___ Material to process ___
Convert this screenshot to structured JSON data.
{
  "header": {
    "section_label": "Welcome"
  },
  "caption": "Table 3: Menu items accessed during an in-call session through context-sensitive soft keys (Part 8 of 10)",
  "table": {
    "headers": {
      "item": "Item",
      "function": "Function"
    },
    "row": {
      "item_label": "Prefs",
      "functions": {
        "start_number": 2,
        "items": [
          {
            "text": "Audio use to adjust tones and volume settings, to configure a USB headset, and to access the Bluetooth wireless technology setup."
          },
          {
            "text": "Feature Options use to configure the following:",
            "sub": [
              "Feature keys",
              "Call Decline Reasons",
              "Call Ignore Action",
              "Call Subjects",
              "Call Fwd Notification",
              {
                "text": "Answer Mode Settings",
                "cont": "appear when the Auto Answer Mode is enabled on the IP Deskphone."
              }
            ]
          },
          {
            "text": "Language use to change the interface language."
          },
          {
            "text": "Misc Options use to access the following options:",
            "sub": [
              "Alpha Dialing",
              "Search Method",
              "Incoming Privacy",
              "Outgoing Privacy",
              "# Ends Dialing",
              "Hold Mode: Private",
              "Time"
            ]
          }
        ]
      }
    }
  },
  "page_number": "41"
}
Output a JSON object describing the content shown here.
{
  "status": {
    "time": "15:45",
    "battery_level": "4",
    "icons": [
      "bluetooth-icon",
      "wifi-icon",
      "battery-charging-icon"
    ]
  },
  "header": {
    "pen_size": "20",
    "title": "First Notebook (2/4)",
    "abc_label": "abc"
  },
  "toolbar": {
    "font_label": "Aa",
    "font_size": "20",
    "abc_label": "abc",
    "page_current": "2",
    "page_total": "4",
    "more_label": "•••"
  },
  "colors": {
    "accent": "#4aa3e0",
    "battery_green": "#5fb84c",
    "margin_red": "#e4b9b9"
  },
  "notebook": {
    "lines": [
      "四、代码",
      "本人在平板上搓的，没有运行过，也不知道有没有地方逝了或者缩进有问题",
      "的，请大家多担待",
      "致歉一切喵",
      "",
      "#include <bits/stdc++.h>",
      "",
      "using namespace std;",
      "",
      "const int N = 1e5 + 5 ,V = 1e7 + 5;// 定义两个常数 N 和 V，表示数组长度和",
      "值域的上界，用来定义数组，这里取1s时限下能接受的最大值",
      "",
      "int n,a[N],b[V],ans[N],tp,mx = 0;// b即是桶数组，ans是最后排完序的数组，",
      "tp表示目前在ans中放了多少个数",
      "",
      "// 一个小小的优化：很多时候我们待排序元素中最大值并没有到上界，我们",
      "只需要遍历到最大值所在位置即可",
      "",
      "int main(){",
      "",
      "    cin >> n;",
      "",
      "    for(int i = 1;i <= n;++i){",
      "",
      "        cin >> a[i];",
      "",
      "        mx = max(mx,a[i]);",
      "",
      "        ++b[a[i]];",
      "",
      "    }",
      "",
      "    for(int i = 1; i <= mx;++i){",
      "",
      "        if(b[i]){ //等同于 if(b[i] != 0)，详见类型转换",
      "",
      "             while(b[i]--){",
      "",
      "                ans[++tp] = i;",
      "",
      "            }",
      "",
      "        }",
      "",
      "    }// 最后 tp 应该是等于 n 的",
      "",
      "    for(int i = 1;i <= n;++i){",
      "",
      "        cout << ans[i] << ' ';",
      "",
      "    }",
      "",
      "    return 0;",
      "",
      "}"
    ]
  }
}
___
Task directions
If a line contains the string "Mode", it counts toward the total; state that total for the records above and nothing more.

Answer below
3